INPUT MATERIAL:
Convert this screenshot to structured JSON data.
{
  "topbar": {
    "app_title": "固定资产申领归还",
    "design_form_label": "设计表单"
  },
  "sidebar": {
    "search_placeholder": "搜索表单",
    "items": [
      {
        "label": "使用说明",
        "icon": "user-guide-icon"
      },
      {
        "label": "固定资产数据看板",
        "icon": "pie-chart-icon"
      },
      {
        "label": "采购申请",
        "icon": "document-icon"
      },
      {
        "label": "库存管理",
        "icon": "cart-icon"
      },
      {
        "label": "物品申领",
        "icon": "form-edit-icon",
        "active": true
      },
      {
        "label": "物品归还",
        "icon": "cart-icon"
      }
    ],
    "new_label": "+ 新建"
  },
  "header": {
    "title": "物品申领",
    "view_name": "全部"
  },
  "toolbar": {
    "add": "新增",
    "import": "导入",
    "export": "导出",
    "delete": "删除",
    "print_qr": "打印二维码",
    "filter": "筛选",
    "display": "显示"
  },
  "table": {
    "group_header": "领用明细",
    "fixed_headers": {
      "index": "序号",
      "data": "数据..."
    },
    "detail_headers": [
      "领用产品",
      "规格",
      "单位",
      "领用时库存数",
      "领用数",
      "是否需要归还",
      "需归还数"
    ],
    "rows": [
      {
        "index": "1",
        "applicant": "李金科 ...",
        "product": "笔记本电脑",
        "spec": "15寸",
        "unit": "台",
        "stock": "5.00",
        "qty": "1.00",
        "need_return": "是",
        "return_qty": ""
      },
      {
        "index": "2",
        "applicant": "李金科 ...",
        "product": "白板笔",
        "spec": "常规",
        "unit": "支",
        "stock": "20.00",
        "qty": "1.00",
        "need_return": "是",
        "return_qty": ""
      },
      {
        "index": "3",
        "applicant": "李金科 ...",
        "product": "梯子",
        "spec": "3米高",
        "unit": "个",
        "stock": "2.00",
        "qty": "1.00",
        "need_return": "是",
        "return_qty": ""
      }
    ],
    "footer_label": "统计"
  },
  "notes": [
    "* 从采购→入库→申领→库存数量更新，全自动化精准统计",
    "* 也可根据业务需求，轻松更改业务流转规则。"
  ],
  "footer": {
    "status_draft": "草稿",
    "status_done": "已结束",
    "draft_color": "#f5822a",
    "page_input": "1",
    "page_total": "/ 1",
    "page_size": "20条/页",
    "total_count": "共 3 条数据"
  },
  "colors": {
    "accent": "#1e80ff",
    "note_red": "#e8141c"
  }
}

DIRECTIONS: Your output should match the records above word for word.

EXERCISE ANSWER:
Convert this screenshot to structured JSON data.
{
  "topbar": {
    "app_title": "固定资产申领归还",
    "design_form_label": "设计表单"
  },
  "sidebar": {
    "search_placeholder": "搜索表单",
    "items": [
      {
        "label": "使用说明",
        "icon": "user-guide-icon"
      },
      {
        "label": "固定资产数据看板",
        "icon": "pie-chart-icon"
      },
      {
        "label": "采购申请",
        "icon": "document-icon"
      },
      {
        "label": "库存管理",
        "icon": "cart-icon"
      },
      {
        "label": "物品申领",
        "icon": "form-edit-icon",
        "active": true
      },
      {
        "label": "物品归还",
        "icon": "cart-icon"
      }
    ],
    "new_label": "+ 新建"
  },
  "header": {
    "title": "物品申领",
    "view_name": "全部"
  },
  "toolbar": {
    "add": "新增",
    "import": "导入",
    "export": "导出",
    "delete": "删除",
    "print_qr": "打印二维码",
    "filter": "筛选",
    "display": "显示"
  },
  "table": {
    "group_header": "领用明细",
    "fixed_headers": {
      "index": "序号",
      "data": "数据..."
    },
    "detail_headers": [
      "领用产品",
      "规格",
      "单位",
      "领用时库存数",
      "领用数",
      "是否需要归还",
      "需归还数"
    ],
    "rows": [
      {
        "index": "1",
        "applicant": "李金科 ...",
        "product": "笔记本电脑",
        "spec": "15寸",
        "unit": "台",
        "stock": "5.00",
        "qty": "1.00",
        "need_return": "是",
        "return_qty": ""
      },
      {
        "index": "2",
        "applicant": "李金科 ...",
        "product": "白板笔",
        "spec": "常规",
        "unit": "支",
        "stock": "20.00",
        "qty": "1.00",
        "need_return": "是",
        "return_qty": ""
      },
      {
        "index": "3",
        "applicant": "李金科 ...",
        "product": "梯子",
        "spec": "3米高",
        "unit": "个",
        "stock": "2.00",
        "qty": "1.00",
        "need_return": "是",
        "return_qty": ""
      }
    ],
    "footer_label": "统计"
  },
  "notes": [
    "* 从采购→入库→申领→库存数量更新，全自动化精准统计",
    "* 也可根据业务需求，轻松更改业务流转规则。"
  ],
  "footer": {
    "status_draft": "草稿",
    "status_done": "已结束",
    "draft_color": "#f5822a",
    "page_input": "1",
    "page_total": "/ 1",
    "page_size": "20条/页",
    "total_count": "共 3 条数据"
  },
  "colors": {
    "accent": "#1e80ff",
    "note_red": "#e8141c"
  }
}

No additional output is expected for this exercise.